Gametime has made an explosive impact on US sports ticketing having become a market leader in last-minute sales since its foundation in 2013.
The San Francisco-based company, whose user base consists of approximately 70 per cent millennials, last week illustrated its mobile app’s growing reach in the vast US market when it announced the signing of partnerships with 14 major league teams, including the NBA’s Atlanta Hawks, Milwaukee Bucks and Orlando Magic and the NHL’s Tampa Bay Lightning and Dallas Stars.
Here, The Ticketing Business speaks to Larry Martin (pictured), the company’s senior vice-president of business development, about the deals and why millennials are choosing the Gametime app instead of traditional ticket-purchasing platforms.
TTB: Could you explain the significance of the partnerships for both Gametime and the teams themselves?
Larry Martin: The partnerships represent how the industry is empowering and enabling a more open inventory distribution strategy to reach new audiences via new platforms.
TTB: Gametime has described each of the 14 partnerships as “unique in structure”. Could you explain the different types of deal and why these different solutions made sense for different teams?
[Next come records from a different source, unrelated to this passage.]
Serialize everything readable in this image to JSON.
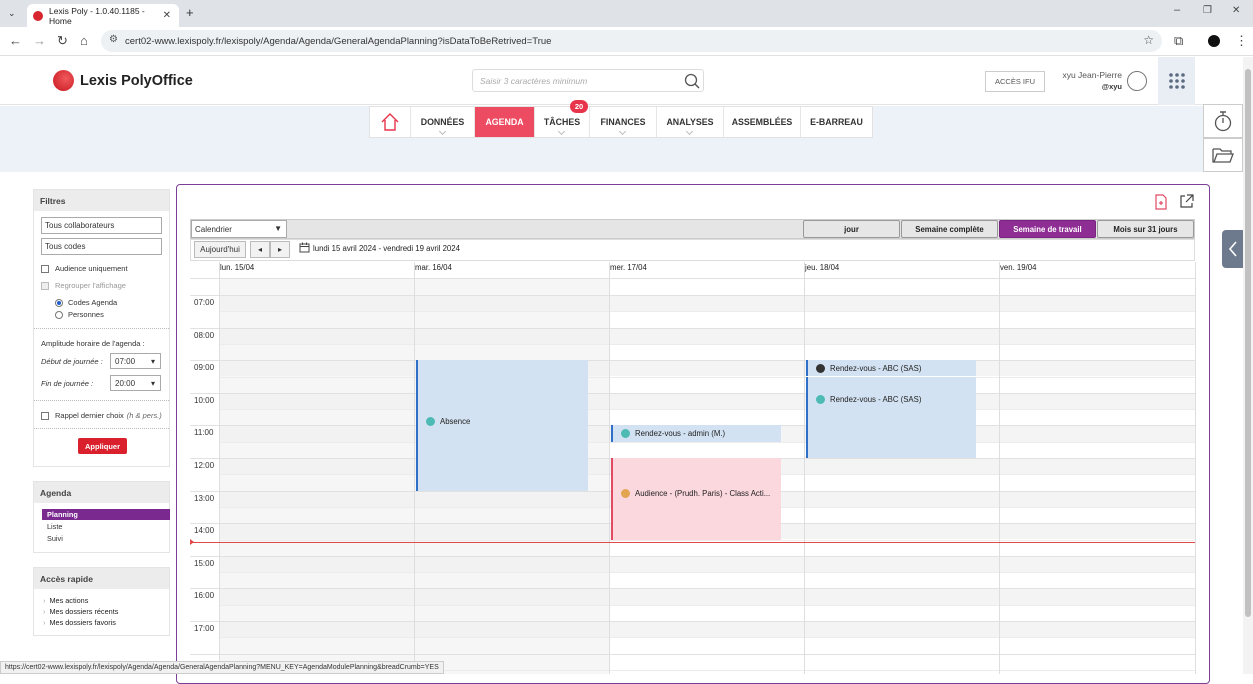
{
  "browser": {
    "tab_title": "Lexis Poly - 1.0.40.1185 - Home",
    "new_tab": "+",
    "url": "cert02-www.lexispoly.fr/lexispoly/Agenda/Agenda/GeneralAgendaPlanning?isDataToBeRetrived=True",
    "status_url": "https://cert02-www.lexispoly.fr/lexispoly/Agenda/Agenda/GeneralAgendaPlanning?MENU_KEY=AgendaModulePlanning&breadCrumb=YES"
  },
  "header": {
    "brand": "Lexis PolyOffice",
    "search_placeholder": "Saisir 3 caractères minimum",
    "ifu_button": "ACCÈS IFU",
    "user_name": "xyu Jean-Pierre",
    "user_login": "@xyu"
  },
  "nav": {
    "items": [
      "DONNÉES",
      "AGENDA",
      "TÂCHES",
      "FINANCES",
      "ANALYSES",
      "ASSEMBLÉES",
      "E-BARREAU"
    ],
    "active": "AGENDA",
    "tasks_badge": "20"
  },
  "filters": {
    "title": "Filtres",
    "collaborators": "Tous collaborateurs",
    "codes": "Tous codes",
    "audience_only": "Audience uniquement",
    "group_display": "Regrouper l'affichage",
    "radio_codes": "Codes Agenda",
    "radio_persons": "Personnes",
    "range_title": "Amplitude horaire de l'agenda :",
    "start_label": "Début de journée :",
    "start_value": "07:00",
    "end_label": "Fin de journée :",
    "end_value": "20:00",
    "recall_label": "Rappel dernier choix",
    "recall_hint": "(h & pers.)",
    "apply": "Appliquer"
  },
  "agenda_menu": {
    "title": "Agenda",
    "items": [
      "Planning",
      "Liste",
      "Suivi"
    ],
    "active": "Planning"
  },
  "quick_access": {
    "title": "Accès rapide",
    "items": [
      "Mes actions",
      "Mes dossiers récents",
      "Mes dossiers favoris"
    ]
  },
  "calendar": {
    "source": "Calendrier",
    "views": [
      "jour",
      "Semaine complète",
      "Semaine de travail",
      "Mois sur 31 jours"
    ],
    "active_view": "Semaine de travail",
    "today": "Aujourd'hui",
    "prev": "◂",
    "next": "▸",
    "range": "lundi 15 avril 2024 - vendredi 19 avril 2024",
    "days": [
      "lun. 15/04",
      "mar. 16/04",
      "mer. 17/04",
      "jeu. 18/04",
      "ven. 19/04"
    ],
    "hours": [
      "07:00",
      "08:00",
      "09:00",
      "10:00",
      "11:00",
      "12:00",
      "13:00",
      "14:00",
      "15:00",
      "16:00",
      "17:00"
    ],
    "events": [
      {
        "label": "Absence",
        "day": 1,
        "start": "09:00",
        "end": "13:00",
        "color": "#d3e2f2",
        "bar": "#2f6fc7",
        "dot": "#4dbab4"
      },
      {
        "label": "Rendez-vous - admin (M.)",
        "day": 2,
        "start": "11:00",
        "end": "11:30",
        "color": "#d3e2f2",
        "bar": "#2f6fc7",
        "dot": "#4dbab4"
      },
      {
        "label": "Audience - (Prudh. Paris) - Class Acti...",
        "day": 2,
        "start": "12:00",
        "end": "14:30",
        "color": "#fbd7de",
        "bar": "#e24a64",
        "dot": "#e3a552"
      },
      {
        "label": "Rendez-vous - ABC (SAS)",
        "day": 3,
        "start": "09:00",
        "end": "09:30",
        "color": "#d3e2f2",
        "bar": "#2f6fc7",
        "dot": "#333333"
      },
      {
        "label": "Rendez-vous - ABC (SAS)",
        "day": 3,
        "start": "09:30",
        "end": "12:00",
        "color": "#d3e2f2",
        "bar": "#2f6fc7",
        "dot": "#4dbab4"
      }
    ],
    "now_time": "14:35"
  }
}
LM: We can’t go into much greater detail of the deal structures, but the uniqueness of each lies in how teams have different objectives and priorities when it comes to inventory distribution strategy. Some are focused on tapping into our mobile experience, others want to capitalise on last-minute purchases and many are seeking ways to capture younger audiences and build a relationship with them.
TTB: Gametime’s popularity among millennials is startling. What is the key to its success with young people, and how can other ticket operators and rights holders such as sports teams more successfully engage with this generation in their sales?
LM: The millennial generation is now the largest demographic of consumers in the US. Gametime set out to build a product that catered to a spontaneous and on-demand type of consumer, which largely defines your average millennial customer. They are attracted to great value and experiences and have quickly grown accustomed to having those options at their fingertips.
The visual and value aspects of the Gametime app coupled with ability to easily share tickets in a tap has catered to their needs more than other ticket marketplaces. Naturally, millennials are early tech adopters and have been highly responsive to the marketing channels we’ve used with various social media platforms.
Millennials are driven by social experiences and for some sporting events, that doesn’t necessarily mean being closer to the action, its merely being “there”. Creating value-oriented tickets for millennials to be present in affordable standing areas that offer easy access to conversation has shown great popularity.
TTB: What does Gametime hope to achieve over the course of the next few months as the major sports league seasons are played out?
LM: We hope to establish more case studies around how inventory suppliers can best utilise Gametime to further existing inventory and revenue management strategies.
Gametime has positioned itself to serve a special group of fans who prefer to shop last minute and on the go. The ability to watch the market in real time with only the very best prices presented and almost never having to print a physical ticket has spawned millions of fans to download the app.
As comfort with mobile commerce permeates older generations, Gametime is well positioned to offer the best ticket buying experience to all ages. The trend driven by millennials will become the norm in ensuing years.